Surely we all feel challenged by the words of John the Baptist, but upon what do we base that sense of challenge?

John calls us to believe in the Son who has eternal life, that is, Jesus Christ. He also says that to disobey, that is to actively reject Jesus is to invite God’s wrath. To obey Jesus is to love God above everything else, to love our neighbours as we love ourselves, and as Jesus loved us, and to proclaim the Good News of the gospel message to all as we shine, Christ-like in this world. However, to disobey Jesus is to place ourselves in a very dark place, the place where we will have chosen to reject all that Jesus stands for, the place where we will be aligning ourselves with the goats, the religious and political leaders, and everyone who puts self before God.

I struggle with the notion of God’s wrath being satisfied in the crucifixion of Jesus because, in some way, it feels as though it separates us from our responsibility to live as faithful disciples and apostles in this challenging world. It also feels as though it undermines the teachings of scripture … that there will be a day of judgement on which we will be called to give account for our words and actions in this world.

Let us pray that every moment of every day might find us focused on honouring our faith in Jesus Christ. Let us pray that by obeying the Son we might be able to remain focused on the life we have been given to use to the honour and praise of God. Let us pray that when the moment of final judgement comes our lives of faith might be rewarded with the promised eternity in God’s nearer presence.


To Christ, the Lamb who was slain,
and who now lives in the glory of the Father,
let us lift our voices in praise, saying:
risen Lord, we bless you, alleluia.

Lord Jesus, you are the Amen, the faithful witness,
the firstborn of the dead:
Risen Lord, we bless you, alleluia.

You are Alpha and Omega,
the one who is, and was, and who is to come:
Risen Lord, we bless you, alleluia.

You search into the thoughts and affections of all people:
Risen Lord, we bless you, alleluia.

You reprove and chasten those whom you love:
Risen Lord, we bless you, alleluia.

You open the eyes of the blind
and set the prisoners free:
Risen Lord, we bless you, alleluia.

In your paschal victory,
you have proclaimed the coming of the kingdom:
Risen Lord, we bless you, alleluia.

God of glory,
by the raising of your Son
you have broken the chains of death and hell:
fill your Church with faith and hope;
for a new day has dawned
and the way to life stands open
in our Saviour Jesus Christ.

Rejoicing in God’s new creation,
let us pray with confidence as our Saviour has taught us

Our Father, who art in heaven,
hallowed be thy name;
thy kingdom come;
thy will be done;
on earth as it is in heaven.
Give us this day our daily bread.
And forgive us our trespasses,
as we forgive those who trespass against us.
And lead us not into temptation;
but deliver us from evil.
For thine is the kingdom,
the power and the glory,
for ever and ever.

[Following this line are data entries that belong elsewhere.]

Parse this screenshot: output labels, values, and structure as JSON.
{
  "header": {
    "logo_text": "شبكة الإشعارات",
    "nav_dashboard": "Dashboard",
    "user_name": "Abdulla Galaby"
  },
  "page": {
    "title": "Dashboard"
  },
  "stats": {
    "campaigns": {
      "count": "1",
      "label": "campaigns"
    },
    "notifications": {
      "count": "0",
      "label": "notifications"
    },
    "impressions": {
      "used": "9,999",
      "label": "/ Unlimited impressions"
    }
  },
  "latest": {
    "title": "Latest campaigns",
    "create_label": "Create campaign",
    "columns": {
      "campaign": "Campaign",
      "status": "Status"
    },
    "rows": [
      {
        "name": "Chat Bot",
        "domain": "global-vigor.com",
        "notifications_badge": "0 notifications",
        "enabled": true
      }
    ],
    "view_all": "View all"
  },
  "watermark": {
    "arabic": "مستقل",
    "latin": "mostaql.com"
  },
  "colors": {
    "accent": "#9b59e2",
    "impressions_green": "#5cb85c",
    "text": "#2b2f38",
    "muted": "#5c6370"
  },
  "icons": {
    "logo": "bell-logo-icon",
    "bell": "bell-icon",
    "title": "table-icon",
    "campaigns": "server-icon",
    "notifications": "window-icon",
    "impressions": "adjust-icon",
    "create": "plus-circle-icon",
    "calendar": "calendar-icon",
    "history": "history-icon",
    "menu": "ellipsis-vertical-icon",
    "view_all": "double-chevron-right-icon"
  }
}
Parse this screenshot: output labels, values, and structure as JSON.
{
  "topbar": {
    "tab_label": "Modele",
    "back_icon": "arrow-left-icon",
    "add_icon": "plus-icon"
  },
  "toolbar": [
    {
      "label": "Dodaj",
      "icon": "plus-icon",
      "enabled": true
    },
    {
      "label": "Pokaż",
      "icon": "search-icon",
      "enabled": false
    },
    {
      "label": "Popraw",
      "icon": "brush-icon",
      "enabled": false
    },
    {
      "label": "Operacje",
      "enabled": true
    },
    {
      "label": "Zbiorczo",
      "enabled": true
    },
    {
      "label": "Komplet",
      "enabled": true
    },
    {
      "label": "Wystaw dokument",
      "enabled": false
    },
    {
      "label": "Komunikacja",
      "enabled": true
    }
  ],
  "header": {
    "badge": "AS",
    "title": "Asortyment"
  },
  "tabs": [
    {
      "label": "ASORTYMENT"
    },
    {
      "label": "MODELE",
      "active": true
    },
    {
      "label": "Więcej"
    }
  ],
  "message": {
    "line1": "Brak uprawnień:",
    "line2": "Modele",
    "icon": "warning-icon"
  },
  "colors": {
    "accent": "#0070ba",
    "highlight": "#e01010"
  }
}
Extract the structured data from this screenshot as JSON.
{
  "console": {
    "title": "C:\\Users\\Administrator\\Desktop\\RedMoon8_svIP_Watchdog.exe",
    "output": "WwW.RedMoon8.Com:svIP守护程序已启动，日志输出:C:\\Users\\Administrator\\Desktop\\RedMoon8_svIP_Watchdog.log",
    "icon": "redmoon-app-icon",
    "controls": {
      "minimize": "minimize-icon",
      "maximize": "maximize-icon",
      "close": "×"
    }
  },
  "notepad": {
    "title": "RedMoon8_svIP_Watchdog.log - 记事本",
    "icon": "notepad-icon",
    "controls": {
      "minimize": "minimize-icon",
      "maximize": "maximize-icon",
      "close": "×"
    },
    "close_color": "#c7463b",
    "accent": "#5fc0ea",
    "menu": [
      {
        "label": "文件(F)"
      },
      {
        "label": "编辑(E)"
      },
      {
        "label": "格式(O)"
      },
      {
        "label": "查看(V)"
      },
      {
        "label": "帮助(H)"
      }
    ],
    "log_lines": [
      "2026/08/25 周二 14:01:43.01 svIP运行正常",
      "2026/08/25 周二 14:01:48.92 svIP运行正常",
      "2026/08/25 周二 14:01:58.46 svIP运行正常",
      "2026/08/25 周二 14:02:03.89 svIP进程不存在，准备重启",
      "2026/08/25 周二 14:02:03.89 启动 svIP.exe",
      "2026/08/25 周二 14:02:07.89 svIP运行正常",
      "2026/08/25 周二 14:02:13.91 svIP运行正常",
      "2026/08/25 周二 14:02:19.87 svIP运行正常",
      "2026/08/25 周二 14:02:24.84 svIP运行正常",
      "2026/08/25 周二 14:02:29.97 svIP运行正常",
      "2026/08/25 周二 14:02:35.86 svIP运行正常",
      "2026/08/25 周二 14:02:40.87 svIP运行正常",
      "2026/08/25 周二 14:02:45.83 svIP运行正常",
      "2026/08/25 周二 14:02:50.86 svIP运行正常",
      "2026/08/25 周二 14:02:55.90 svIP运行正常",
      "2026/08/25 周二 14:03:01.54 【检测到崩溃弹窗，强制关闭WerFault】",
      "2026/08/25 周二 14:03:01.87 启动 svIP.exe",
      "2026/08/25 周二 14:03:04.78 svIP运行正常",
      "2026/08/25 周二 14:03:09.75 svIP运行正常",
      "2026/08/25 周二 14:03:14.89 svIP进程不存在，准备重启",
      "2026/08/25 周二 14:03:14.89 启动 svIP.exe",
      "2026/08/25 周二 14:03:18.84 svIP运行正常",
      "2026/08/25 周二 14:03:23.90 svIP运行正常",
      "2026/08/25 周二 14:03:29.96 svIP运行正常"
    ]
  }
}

The God of peace,
who brought again from the dead our Lord Jesus,
that great shepherd of the sheep,
through the blood of the eternal covenant,
make us perfect in every good work to do his will,
working in us that which is well-pleasing in his sight;
and the blessing of God almighty,
the Father, the Son, and the Holy Spirit,
be among us and remain with us always.